**Activity**. Using the listing below, show all lines that hold the word "reaction".

**Working data**.
BEGIN

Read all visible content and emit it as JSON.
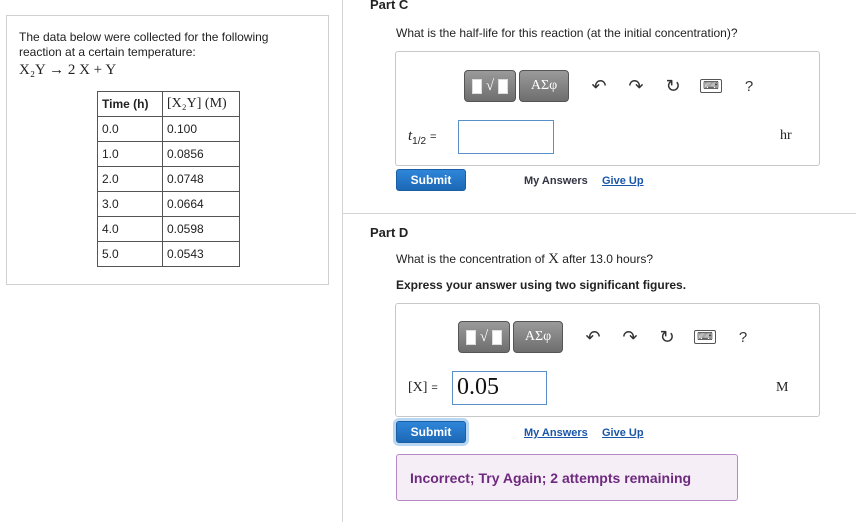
{
  "problem": {
    "intro": "The data below were collected for the following reaction at a certain temperature:",
    "reaction": "X₂Y → 2 X + Y",
    "table": {
      "headers": [
        "Time (h)",
        "[X₂Y] (M)"
      ],
      "rows": [
        [
          "0.0",
          "0.100"
        ],
        [
          "1.0",
          "0.0856"
        ],
        [
          "2.0",
          "0.0748"
        ],
        [
          "3.0",
          "0.0664"
        ],
        [
          "4.0",
          "0.0598"
        ],
        [
          "5.0",
          "0.0543"
        ]
      ]
    }
  },
  "toolbar": {
    "template_symbol": "√",
    "greek_label": "ΑΣφ",
    "undo_icon": "↶",
    "redo_icon": "↷",
    "reset_icon": "↻",
    "keyboard_icon": "⌨",
    "help_label": "?"
  },
  "part_c": {
    "title": "Part C",
    "question": "What is the half-life for this reaction (at the initial concentration)?",
    "variable_label": "t",
    "variable_sub": "1/2",
    "equals": "=",
    "input_value": "",
    "unit": "hr",
    "submit_label": "Submit",
    "my_answers_label": "My Answers",
    "give_up_label": "Give Up"
  },
  "part_d": {
    "title": "Part D",
    "question_pre": "What is the concentration of ",
    "question_symbol": "X",
    "question_post": " after 13.0 hours?",
    "instruction": "Express your answer using two significant figures.",
    "variable_label": "[X]",
    "equals": "=",
    "input_value": "0.05",
    "unit": "M",
    "submit_label": "Submit",
    "my_answers_label": "My Answers",
    "give_up_label": "Give Up",
    "feedback": "Incorrect; Try Again; 2 attempts remaining"
  }
}
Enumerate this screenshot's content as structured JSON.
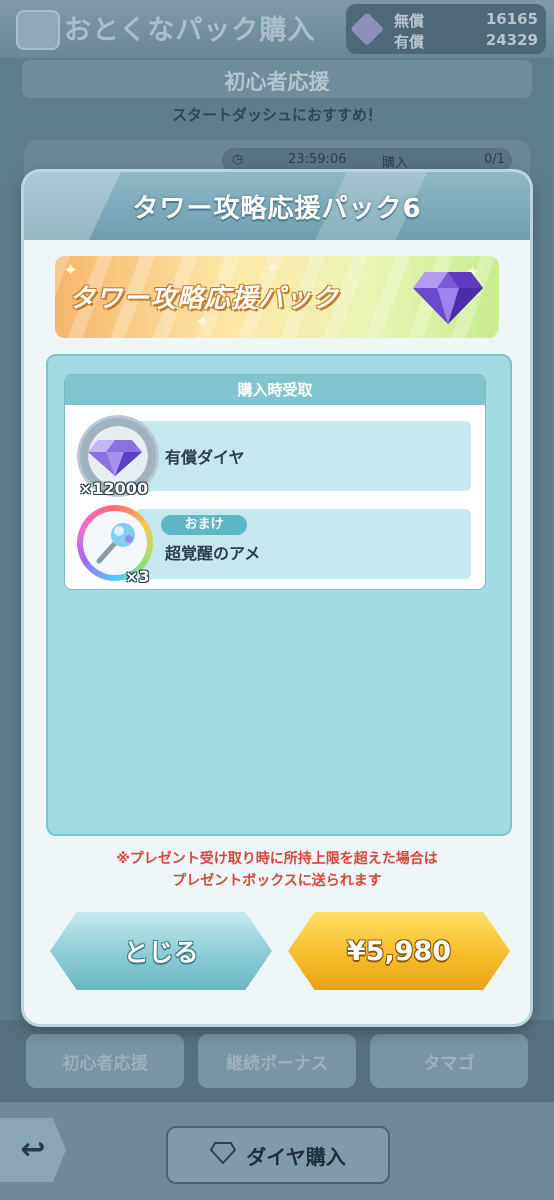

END

**Exercise result**.
    "intro": "The data below were collected for the following reaction at a certain temperature:",
    "reaction": "X₂Y → 2 X + Y",
    "question": "What is the half-life for this reaction (at the initial concentration)?",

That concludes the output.